Writing in the U.S. News and World Report, health journalist Deborah Kotz, who describes herself as "very much pro-vaccines," confesses that she will not be giving her children the flu vaccine this year. "After interviewing about two dozen experts for a feature I'm writing on vaccines," she says, "I've come to question the wisdom of the new government recommendation that all children be vaccinated against the flu."
Many of us already have heard that flu vaccines may not target the virus strains that show up in a given season, and know there's no guarantee that you won't catch the flu even if you've gotten a shot for the exact strain you encounter. The vaccine is considered to be 75 percent effective at preventing the strain of the flu it targets -- meaning that there's still a one in four chance that you'll catch the virus. In fact, several of the 83 children who died from the flu last year had been vaccinated against it.
There's also the problem of thimerosal, a mercury-based preservative that some fear may trigger autism, which is still used in the standard flu vaccine (you have to specifically request a thimerosal-free version, which may or may not be available). And then there are the very real risks, downplayed by public health officials: anaphylactic shock from an allergy to the vaccine, or total paralysis from Guillain-Barre syndrome, which has been linked to the vaccine. As Kotz points out, a child's individual risk of dying from the flu is one in a million -- the same as the risk of suffering a life-threatening allergic reaction or paralysis from the flu shot.

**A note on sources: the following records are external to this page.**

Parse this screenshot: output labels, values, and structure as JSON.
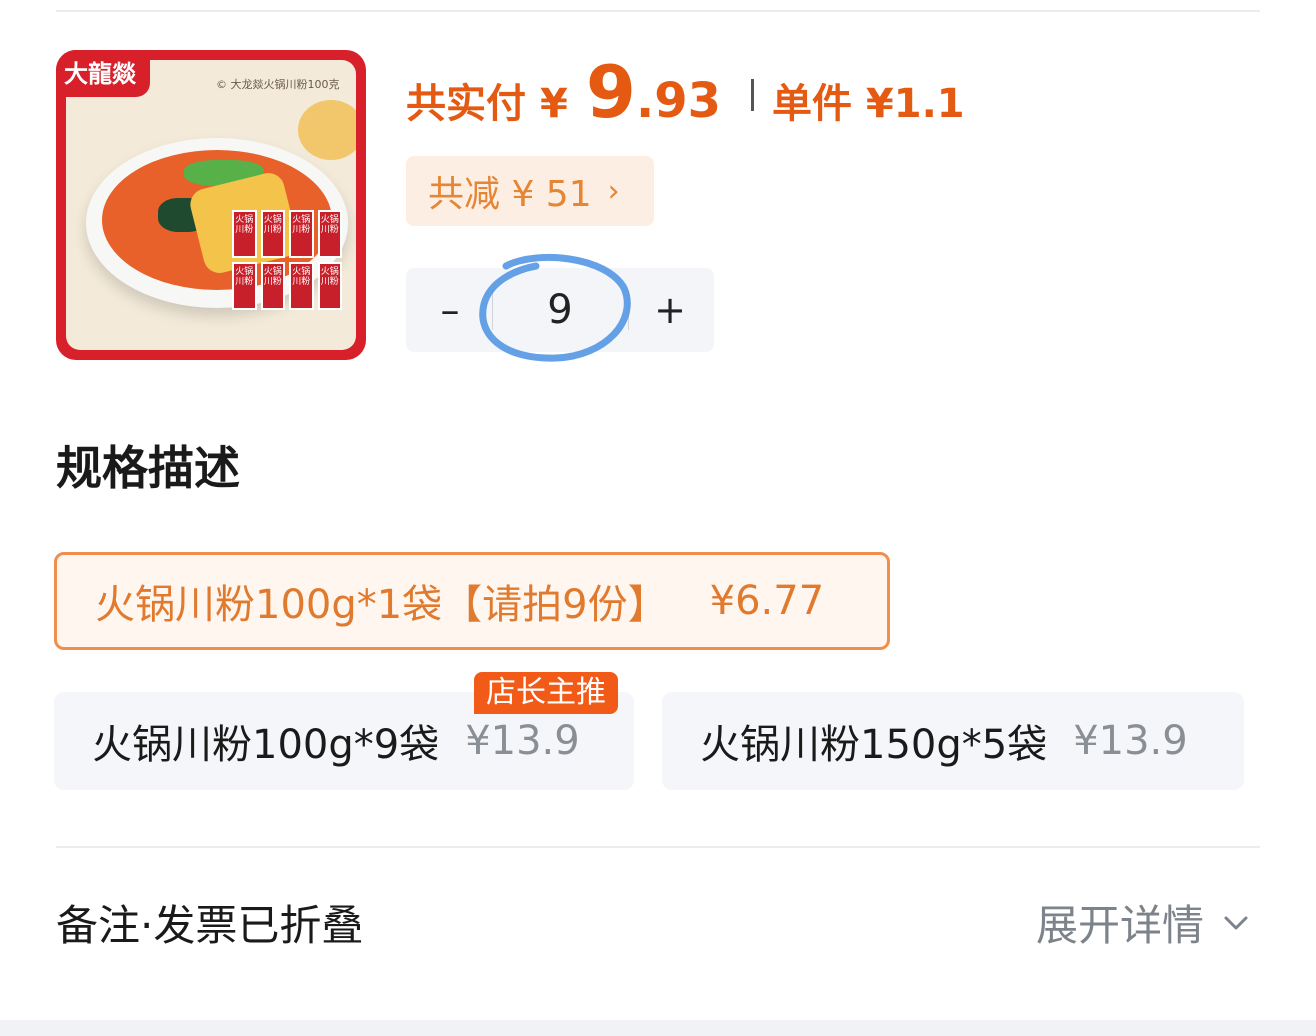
{
  "product": {
    "image_brand": "大龍燚",
    "image_caption": "© 大龙燚火锅川粉100克",
    "pack_label": "火锅川粉"
  },
  "price": {
    "total_label": "共实付",
    "currency": "¥",
    "total_int": "9",
    "total_dec": ".93",
    "unit_label": "单件 ¥1.1"
  },
  "discount": {
    "label": "共减 ¥ 51",
    "chevron": "›"
  },
  "quantity": {
    "minus": "–",
    "value": "9",
    "plus": "+"
  },
  "spec": {
    "title": "规格描述",
    "options": [
      {
        "name": "火锅川粉100g*1袋【请拍9份】",
        "price": "¥6.77",
        "selected": true
      },
      {
        "name": "火锅川粉100g*9袋",
        "price": "¥13.9",
        "selected": false,
        "badge": "店长主推"
      },
      {
        "name": "火锅川粉150g*5袋",
        "price": "¥13.9",
        "selected": false
      }
    ]
  },
  "notes": {
    "label": "备注·发票已折叠",
    "expand_label": "展开详情"
  },
  "colors": {
    "accent": "#e55a12",
    "discount_text": "#e58634",
    "badge": "#f25a18",
    "selected_border": "#f08e4b",
    "annotation_circle": "#4a90e2"
  }
}
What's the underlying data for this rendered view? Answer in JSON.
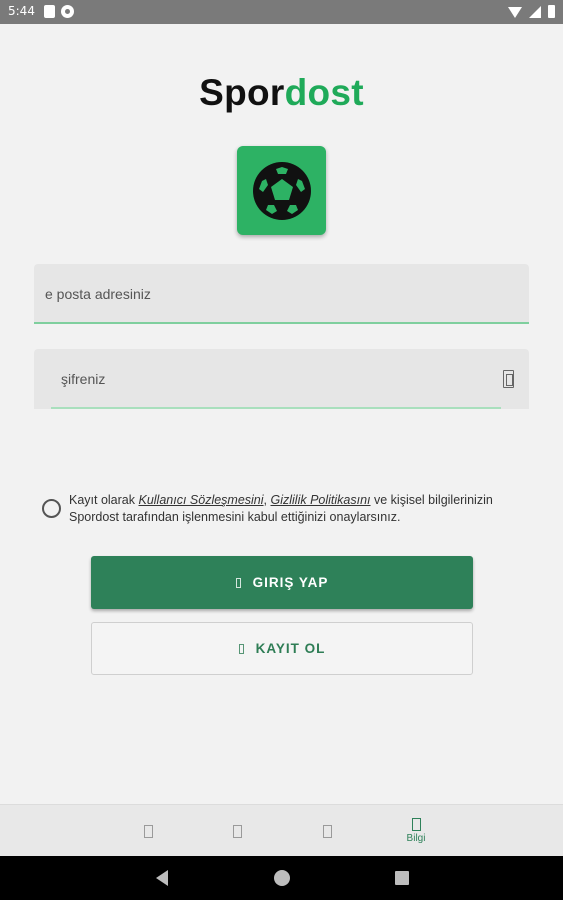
{
  "status_bar": {
    "time": "5:44"
  },
  "logo": {
    "part1": "Spor",
    "part2": "dost"
  },
  "app_icon": {
    "icon": "soccer-ball-icon",
    "color": "#2db264"
  },
  "form": {
    "email_placeholder": "e posta adresiniz",
    "password_placeholder": "şifreniz"
  },
  "consent": {
    "prefix": "Kayıt olarak ",
    "terms_link": "Kullanıcı Sözleşmesini",
    "sep": ", ",
    "privacy_link": "Gizlilik Politikasını",
    "suffix": " ve kişisel bilgilerinizin Spordost tarafından işlenmesini kabul ettiğinizi onaylarsınız."
  },
  "buttons": {
    "login": "GIRIŞ YAP",
    "register": "KAYIT OL"
  },
  "bottom_tabs": [
    {
      "label": ""
    },
    {
      "label": ""
    },
    {
      "label": ""
    },
    {
      "label": "Bilgi"
    }
  ],
  "colors": {
    "brand_green": "#1faa59",
    "button_green": "#2e8159"
  }
}
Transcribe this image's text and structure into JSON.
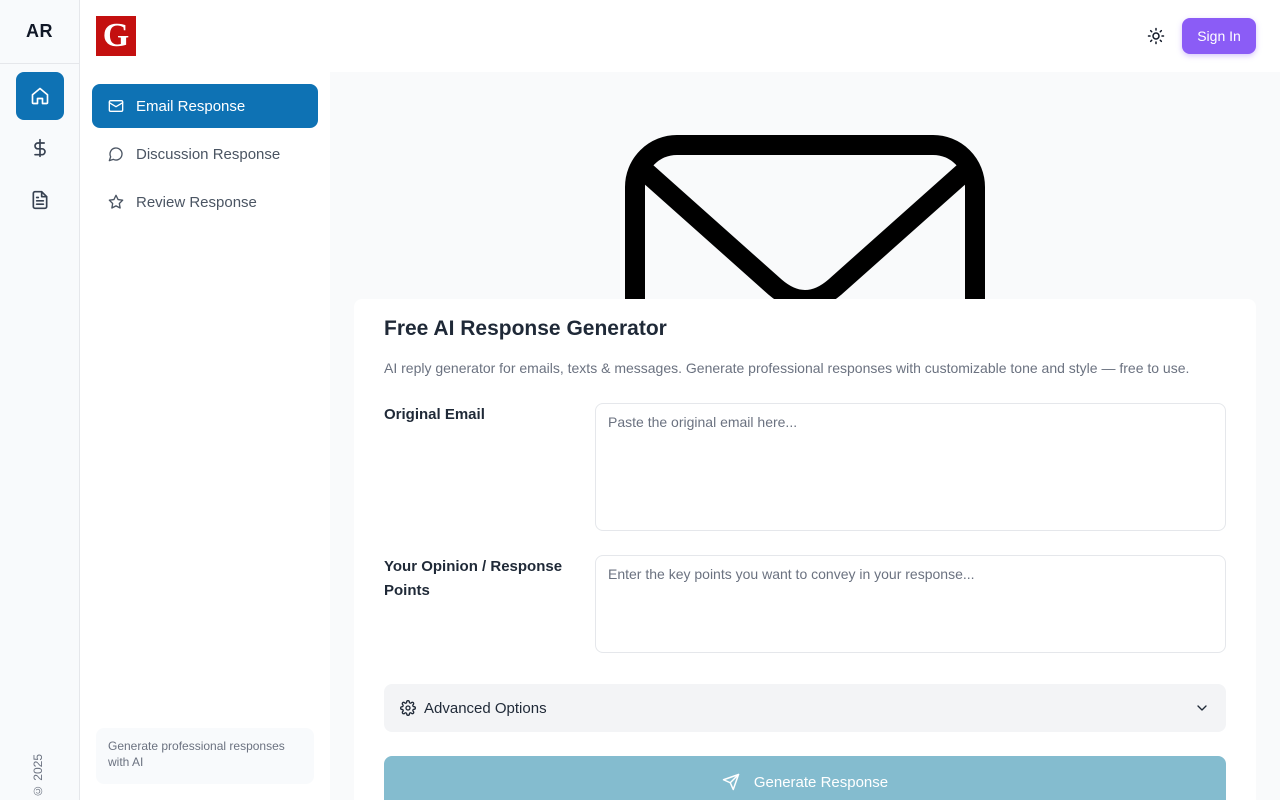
{
  "rail": {
    "brand": "AR",
    "items": [
      {
        "icon": "home-icon",
        "active": true
      },
      {
        "icon": "dollar-icon",
        "active": false
      },
      {
        "icon": "document-icon",
        "active": false
      }
    ],
    "copyright": "© 2025"
  },
  "header": {
    "logo_letter": "G",
    "theme_icon": "sun-icon",
    "signin_label": "Sign In"
  },
  "sidebar": {
    "items": [
      {
        "label": "Email Response",
        "icon": "mail-icon",
        "active": true
      },
      {
        "label": "Discussion Response",
        "icon": "chat-icon",
        "active": false
      },
      {
        "label": "Review Response",
        "icon": "star-icon",
        "active": false
      }
    ],
    "footer_text": "Generate professional responses with AI"
  },
  "main": {
    "hero_icon": "envelope-illustration",
    "title": "Free AI Response Generator",
    "subtitle": "AI reply generator for emails, texts & messages. Generate professional responses with customizable tone and style — free to use.",
    "original_email": {
      "label": "Original Email",
      "placeholder": "Paste the original email here...",
      "value": ""
    },
    "opinion": {
      "label": "Your Opinion / Response Points",
      "placeholder": "Enter the key points you want to convey in your response...",
      "value": ""
    },
    "advanced_label": "Advanced Options",
    "generate_label": "Generate Response"
  },
  "colors": {
    "accent": "#0e72b4",
    "signin": "#8b5cf6",
    "logo": "#c4100f",
    "generate_disabled": "#84bccf"
  }
}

Given the risks on both sides of the question, the flu shot for children should be a personal decision, not something mandated by state governments. Did your children get flu shots this year? We'd like to know!